[Dataset records]
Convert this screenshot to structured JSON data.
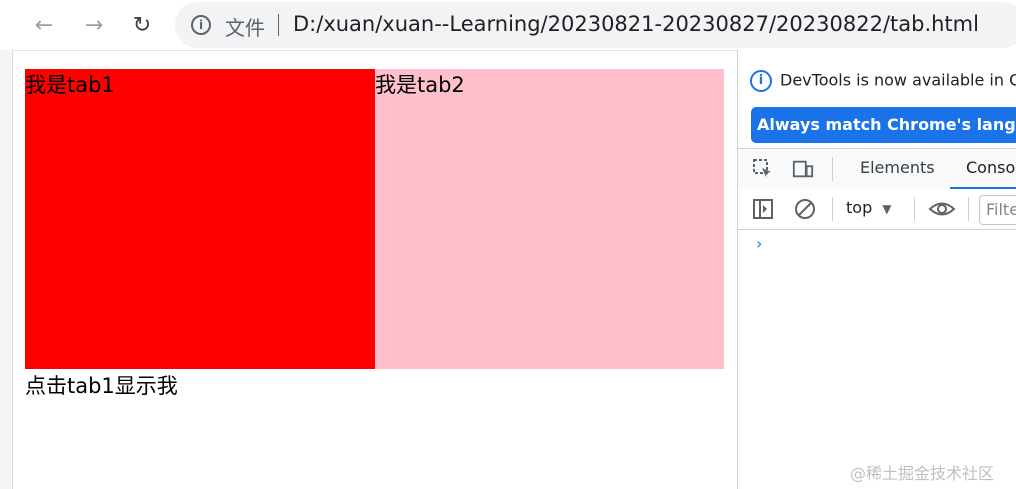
{
  "browser": {
    "back_icon": "←",
    "forward_icon": "→",
    "reload_icon": "↻",
    "info_icon": "i",
    "file_label": "文件",
    "url": "D:/xuan/xuan--Learning/20230821-20230827/20230822/tab.html"
  },
  "page": {
    "tabs": [
      {
        "label": "我是tab1",
        "color": "#ff0000"
      },
      {
        "label": "我是tab2",
        "color": "#ffc0cb"
      }
    ],
    "content": "点击tab1显示我"
  },
  "devtools": {
    "notice": "DevTools is now available in C",
    "lang_button": "Always match Chrome's languag",
    "tabs": [
      "Elements",
      "Conso"
    ],
    "active_tab": "Conso",
    "context": "top",
    "filter_placeholder": "Filte",
    "prompt": "›",
    "accent": "#1a73e8"
  },
  "watermark": "@稀土掘金技术社区"
}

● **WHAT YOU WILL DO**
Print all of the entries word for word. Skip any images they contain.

● **COMPLETED TASK**
Convert this screenshot to structured JSON data.
{
  "browser": {
    "back_icon": "←",
    "forward_icon": "→",
    "reload_icon": "↻",
    "info_icon": "i",
    "file_label": "文件",
    "url": "D:/xuan/xuan--Learning/20230821-20230827/20230822/tab.html"
  },
  "page": {
    "tabs": [
      {
        "label": "我是tab1",
        "color": "#ff0000"
      },
      {
        "label": "我是tab2",
        "color": "#ffc0cb"
      }
    ],
    "content": "点击tab1显示我"
  },
  "devtools": {
    "notice": "DevTools is now available in C",
    "lang_button": "Always match Chrome's languag",
    "tabs": [
      "Elements",
      "Conso"
    ],
    "active_tab": "Conso",
    "context": "top",
    "filter_placeholder": "Filte",
    "prompt": "›",
    "accent": "#1a73e8"
  },
  "watermark": "@稀土掘金技术社区"
}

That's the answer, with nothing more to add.